London seeks to reform 100-year-old ‘gold fix’
Pricing probes have forced London’s biggest banks to consider a systemic overhaul of the dated practice of "fixing" gold prices, which sets spot pricing for the world’s $20 trillion physical gold market.
A committee has been set up to consult on improving the fixing, which is set twice a day by five banks - Barclays Plc, Deutsche Bank AG, Bank of Nova Scotia, HSBC Holdings Plc, and Societe General SA, Bloomberg News reports, citing an anonymous inside source who wasn’t named because the review is not yet public.
The practice dates back to 1919 and helps determine the price of the precious metal on exchanges worldwide. The ‘fixing’ method has come under fire from US, UK, and European regulators who say it lacks transparency.
Representatives of the five banks set the benchmark gold price in a teleconference call, and either recommend a higher or lower price to meet supply with demand. The prices are then used as a guide for miners, jewelers, as well as traders that sell securities tied to metals prices.
Deutsche Bank AG will withdraw from participating in setting gold and silver benchmarks in London, a decision linked to a larger strategy to cut the bank’s commodities and raw materials divisions.

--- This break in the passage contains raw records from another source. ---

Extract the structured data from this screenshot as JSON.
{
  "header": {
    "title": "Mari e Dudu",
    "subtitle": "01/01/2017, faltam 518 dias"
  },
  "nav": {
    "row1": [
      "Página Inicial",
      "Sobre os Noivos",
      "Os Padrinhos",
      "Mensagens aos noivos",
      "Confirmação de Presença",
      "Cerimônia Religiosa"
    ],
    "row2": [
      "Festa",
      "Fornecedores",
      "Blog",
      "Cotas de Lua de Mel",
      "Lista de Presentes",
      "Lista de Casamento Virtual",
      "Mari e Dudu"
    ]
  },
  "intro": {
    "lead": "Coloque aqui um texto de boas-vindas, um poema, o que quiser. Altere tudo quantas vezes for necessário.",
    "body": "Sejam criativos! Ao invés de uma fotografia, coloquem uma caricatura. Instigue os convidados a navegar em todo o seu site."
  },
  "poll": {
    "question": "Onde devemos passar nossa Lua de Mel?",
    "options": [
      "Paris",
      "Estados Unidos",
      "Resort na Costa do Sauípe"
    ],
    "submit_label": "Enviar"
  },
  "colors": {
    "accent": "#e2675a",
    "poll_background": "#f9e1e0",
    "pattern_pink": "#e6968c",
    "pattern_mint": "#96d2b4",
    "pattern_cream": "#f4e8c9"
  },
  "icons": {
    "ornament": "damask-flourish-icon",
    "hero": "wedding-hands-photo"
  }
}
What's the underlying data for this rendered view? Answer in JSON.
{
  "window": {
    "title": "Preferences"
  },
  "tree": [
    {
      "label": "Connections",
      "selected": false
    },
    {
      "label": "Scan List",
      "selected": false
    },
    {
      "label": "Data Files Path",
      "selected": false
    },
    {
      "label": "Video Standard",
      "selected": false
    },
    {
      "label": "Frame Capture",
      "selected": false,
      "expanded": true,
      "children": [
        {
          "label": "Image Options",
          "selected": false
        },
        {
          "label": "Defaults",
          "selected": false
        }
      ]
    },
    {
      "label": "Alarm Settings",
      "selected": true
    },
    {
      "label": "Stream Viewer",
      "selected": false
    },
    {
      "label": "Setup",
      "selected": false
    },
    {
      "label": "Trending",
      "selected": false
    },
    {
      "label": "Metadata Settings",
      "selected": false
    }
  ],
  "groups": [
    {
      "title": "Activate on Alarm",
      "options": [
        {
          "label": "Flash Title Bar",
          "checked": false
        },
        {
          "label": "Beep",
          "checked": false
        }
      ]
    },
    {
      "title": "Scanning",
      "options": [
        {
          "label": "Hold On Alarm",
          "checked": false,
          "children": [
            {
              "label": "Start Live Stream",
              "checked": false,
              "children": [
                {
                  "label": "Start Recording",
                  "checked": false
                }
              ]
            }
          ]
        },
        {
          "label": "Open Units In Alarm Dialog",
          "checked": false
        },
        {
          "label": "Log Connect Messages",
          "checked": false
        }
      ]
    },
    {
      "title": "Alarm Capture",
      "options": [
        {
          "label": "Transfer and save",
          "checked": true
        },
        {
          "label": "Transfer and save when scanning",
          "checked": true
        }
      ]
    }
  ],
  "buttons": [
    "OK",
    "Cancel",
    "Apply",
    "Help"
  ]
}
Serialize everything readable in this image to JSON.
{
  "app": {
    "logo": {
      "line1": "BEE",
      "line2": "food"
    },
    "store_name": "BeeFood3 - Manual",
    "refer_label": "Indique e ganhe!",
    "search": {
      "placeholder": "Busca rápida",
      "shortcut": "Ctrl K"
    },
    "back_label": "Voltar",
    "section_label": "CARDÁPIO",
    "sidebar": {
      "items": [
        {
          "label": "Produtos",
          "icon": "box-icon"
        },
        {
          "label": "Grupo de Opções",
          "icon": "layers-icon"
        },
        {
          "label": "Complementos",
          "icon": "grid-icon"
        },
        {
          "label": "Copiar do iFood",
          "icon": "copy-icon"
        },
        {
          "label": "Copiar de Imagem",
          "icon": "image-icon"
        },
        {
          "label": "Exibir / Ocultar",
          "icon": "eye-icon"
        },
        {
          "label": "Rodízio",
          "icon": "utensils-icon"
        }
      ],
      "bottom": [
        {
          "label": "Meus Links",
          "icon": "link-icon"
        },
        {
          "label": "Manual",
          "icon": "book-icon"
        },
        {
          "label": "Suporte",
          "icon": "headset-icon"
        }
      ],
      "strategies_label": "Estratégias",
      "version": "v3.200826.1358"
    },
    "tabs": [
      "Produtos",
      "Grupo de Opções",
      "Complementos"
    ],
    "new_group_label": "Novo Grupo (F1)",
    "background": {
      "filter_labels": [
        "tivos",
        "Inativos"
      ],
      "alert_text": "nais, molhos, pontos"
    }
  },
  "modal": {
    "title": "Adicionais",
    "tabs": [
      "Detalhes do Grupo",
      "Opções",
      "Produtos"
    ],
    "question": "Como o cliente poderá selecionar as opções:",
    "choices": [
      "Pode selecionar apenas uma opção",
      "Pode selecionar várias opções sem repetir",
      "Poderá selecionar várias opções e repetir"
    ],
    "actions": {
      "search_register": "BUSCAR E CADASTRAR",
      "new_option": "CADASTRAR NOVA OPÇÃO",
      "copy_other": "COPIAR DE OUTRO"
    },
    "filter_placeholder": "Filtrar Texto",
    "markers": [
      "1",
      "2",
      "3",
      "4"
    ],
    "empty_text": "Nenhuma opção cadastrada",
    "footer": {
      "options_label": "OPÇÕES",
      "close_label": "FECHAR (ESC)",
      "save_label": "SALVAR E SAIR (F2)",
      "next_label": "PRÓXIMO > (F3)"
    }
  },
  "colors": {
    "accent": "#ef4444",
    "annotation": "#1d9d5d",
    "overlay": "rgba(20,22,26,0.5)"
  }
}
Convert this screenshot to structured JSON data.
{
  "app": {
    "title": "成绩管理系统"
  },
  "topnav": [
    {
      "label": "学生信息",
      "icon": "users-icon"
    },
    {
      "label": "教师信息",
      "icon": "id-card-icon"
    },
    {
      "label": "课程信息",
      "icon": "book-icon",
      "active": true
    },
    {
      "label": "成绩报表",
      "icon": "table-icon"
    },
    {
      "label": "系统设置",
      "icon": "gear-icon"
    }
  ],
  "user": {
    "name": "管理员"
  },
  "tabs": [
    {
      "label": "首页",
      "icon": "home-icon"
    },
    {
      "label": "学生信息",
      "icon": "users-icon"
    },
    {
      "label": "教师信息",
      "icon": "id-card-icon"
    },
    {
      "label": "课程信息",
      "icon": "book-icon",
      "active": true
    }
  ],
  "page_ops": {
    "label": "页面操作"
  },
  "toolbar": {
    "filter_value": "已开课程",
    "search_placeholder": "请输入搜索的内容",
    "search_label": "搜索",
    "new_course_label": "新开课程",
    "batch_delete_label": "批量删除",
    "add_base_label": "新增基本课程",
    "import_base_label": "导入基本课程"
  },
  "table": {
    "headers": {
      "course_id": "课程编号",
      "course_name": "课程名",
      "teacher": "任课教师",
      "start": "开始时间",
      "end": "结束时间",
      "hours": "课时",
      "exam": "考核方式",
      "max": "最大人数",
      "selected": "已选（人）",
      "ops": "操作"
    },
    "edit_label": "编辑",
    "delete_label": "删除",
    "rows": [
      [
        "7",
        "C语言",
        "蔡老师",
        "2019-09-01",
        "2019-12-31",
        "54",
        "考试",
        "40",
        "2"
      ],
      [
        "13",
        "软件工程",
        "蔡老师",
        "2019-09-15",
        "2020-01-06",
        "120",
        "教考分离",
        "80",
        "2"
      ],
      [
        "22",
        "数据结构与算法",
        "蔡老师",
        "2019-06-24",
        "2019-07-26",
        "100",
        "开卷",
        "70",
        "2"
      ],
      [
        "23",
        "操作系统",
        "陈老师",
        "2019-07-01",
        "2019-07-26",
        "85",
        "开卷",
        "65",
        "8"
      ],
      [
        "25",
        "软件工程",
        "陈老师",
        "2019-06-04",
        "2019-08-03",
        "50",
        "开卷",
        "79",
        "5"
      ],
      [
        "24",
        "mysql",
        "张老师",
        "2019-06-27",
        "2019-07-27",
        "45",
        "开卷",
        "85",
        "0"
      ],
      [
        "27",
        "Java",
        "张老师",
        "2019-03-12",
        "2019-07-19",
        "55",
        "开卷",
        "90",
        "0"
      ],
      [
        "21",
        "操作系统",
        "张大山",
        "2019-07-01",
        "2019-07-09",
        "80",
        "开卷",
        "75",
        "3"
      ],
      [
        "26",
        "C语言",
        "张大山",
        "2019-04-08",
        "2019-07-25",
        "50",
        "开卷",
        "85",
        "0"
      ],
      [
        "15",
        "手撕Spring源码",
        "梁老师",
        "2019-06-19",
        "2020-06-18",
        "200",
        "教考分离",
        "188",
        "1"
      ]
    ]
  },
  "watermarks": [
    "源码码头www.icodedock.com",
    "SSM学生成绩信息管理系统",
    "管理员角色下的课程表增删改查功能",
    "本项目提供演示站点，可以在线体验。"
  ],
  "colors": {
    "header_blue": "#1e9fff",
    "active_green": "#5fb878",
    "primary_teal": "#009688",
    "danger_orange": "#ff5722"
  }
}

The UK’s Financial Conduct Authority started its investigation into possible gold benchmark rigging in November, but a larger investigation started last April when the authority started looking into the forex trading practices of Deutsche Bank, Barclays, Citigroup, Goldman Sachs, HSBC, JPMorgan, Morgan Stanley, Royal Bank of Scotland, Standard Chartered, and UBS. Six other regulators are helping with the worldwide investigation.
US and European authorities are also closely reviewing the case, but haven’t accused banks of any wrongdoing in either gold or forex fixing. However, experts do say the practice is out of date, and susceptible to abuse because of lax oversight.
Germany’s financial regulator was the first to comment, and likened possible gold, silver, and forex manipulation to the scale of the Libor-scandal, which led to $6 billion in fines against banks. (link)
Tampering with currency and precious metals markets is “particularly serious, because such reference values are based - unlike Libor and Euribor - typically on transactions in liquid markets and not on estimates by the banks,” Elke Koenig, the president of Bafin, said in a speech in Frankfurt on January 15.
The method of ‘fixing’ benchmarks, especially those which hold such a crucial grip on the financial sector, has been questioned in the aftermath of the Libor-rigging scandal, when bankers fixed the interbank lending rate to company gain.
Control over the Libor rate, which is tied to over $300 billion in loans, securities and derivatives may transfer to supervisory hands, possibly to an agency like Reuters or Bloomberg, which have less direct ‘gain’ in setting interbank interest rates higher or lower.
Germany’s biggest bank, Deutsche Bank, has already dismissed currency traders over probes involving alleged forex manipulation.
Libor manipulation has raised questions over other lending rates like the Euribor, WM/Reuters, and the Platts oil benchmark.